▶ [Aim of the task]:
Repeat the data word for word and skip the pictures.
━━━━━ Information given
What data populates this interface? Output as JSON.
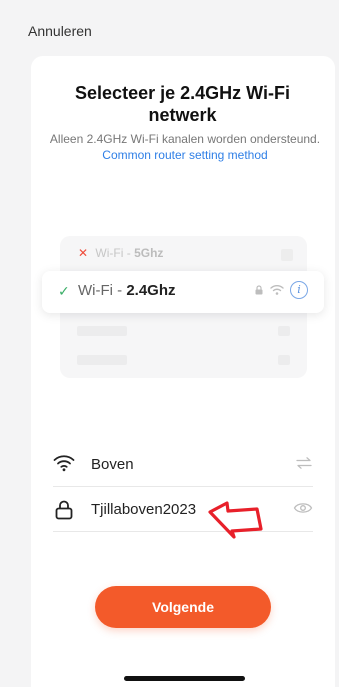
{
  "header": {
    "cancel_label": "Annuleren"
  },
  "title": "Selecteer je 2.4GHz Wi-Fi netwerk",
  "subtitle": {
    "text": "Alleen 2.4GHz Wi-Fi kanalen worden ondersteund.",
    "link": "Common router setting method"
  },
  "illustration": {
    "bad_option": {
      "prefix": "Wi-Fi - ",
      "band": "5Ghz"
    },
    "good_option": {
      "prefix": "Wi-Fi - ",
      "band": "2.4Ghz"
    }
  },
  "form": {
    "network_name": "Boven",
    "password": "Tjillaboven2023"
  },
  "next_button_label": "Volgende",
  "colors": {
    "accent": "#f35a2a",
    "link": "#2f7fe6",
    "success": "#3aae67",
    "error": "#ef4d3c",
    "annotation_arrow": "#e8202a"
  }
}
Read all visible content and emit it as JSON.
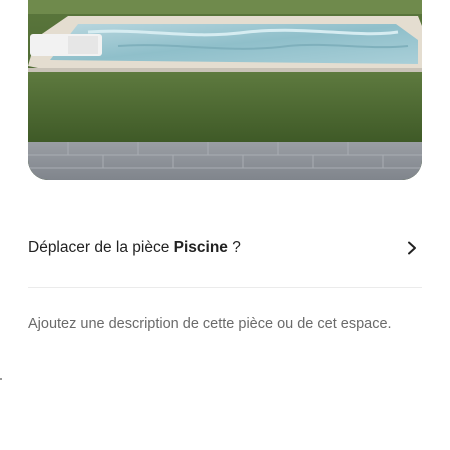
{
  "room_photo": {
    "alt": ""
  },
  "move_room": {
    "prefix": "Déplacer de la pièce",
    "room_name": "Piscine",
    "suffix": "?",
    "icon": "chevron-right-icon"
  },
  "description": {
    "placeholder": "Ajoutez une description de cette pièce ou de cet espace."
  },
  "colors": {
    "text": "#222222",
    "secondary_text": "#6a6a6a",
    "divider": "#ebebeb"
  }
}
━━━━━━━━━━
▶ [Exercise result]:
What data populates this interface? Output as JSON.
{
  "header": {
    "cancel_label": "Annuleren"
  },
  "title": "Selecteer je 2.4GHz Wi-Fi netwerk",
  "subtitle": {
    "text": "Alleen 2.4GHz Wi-Fi kanalen worden ondersteund.",
    "link": "Common router setting method"
  },
  "illustration": {
    "bad_option": {
      "prefix": "Wi-Fi - ",
      "band": "5Ghz"
    },
    "good_option": {
      "prefix": "Wi-Fi - ",
      "band": "2.4Ghz"
    }
  },
  "form": {
    "network_name": "Boven",
    "password": "Tjillaboven2023"
  },
  "next_button_label": "Volgende",
  "colors": {
    "accent": "#f35a2a",
    "link": "#2f7fe6",
    "success": "#3aae67",
    "error": "#ef4d3c",
    "annotation_arrow": "#e8202a"
  }
}
Read all visible content and emit it as JSON.
{
  "room_photo": {
    "alt": ""
  },
  "move_room": {
    "prefix": "Déplacer de la pièce",
    "room_name": "Piscine",
    "suffix": "?",
    "icon": "chevron-right-icon"
  },
  "description": {
    "placeholder": "Ajoutez une description de cette pièce ou de cet espace."
  },
  "colors": {
    "text": "#222222",
    "secondary_text": "#6a6a6a",
    "divider": "#ebebeb"
  }
}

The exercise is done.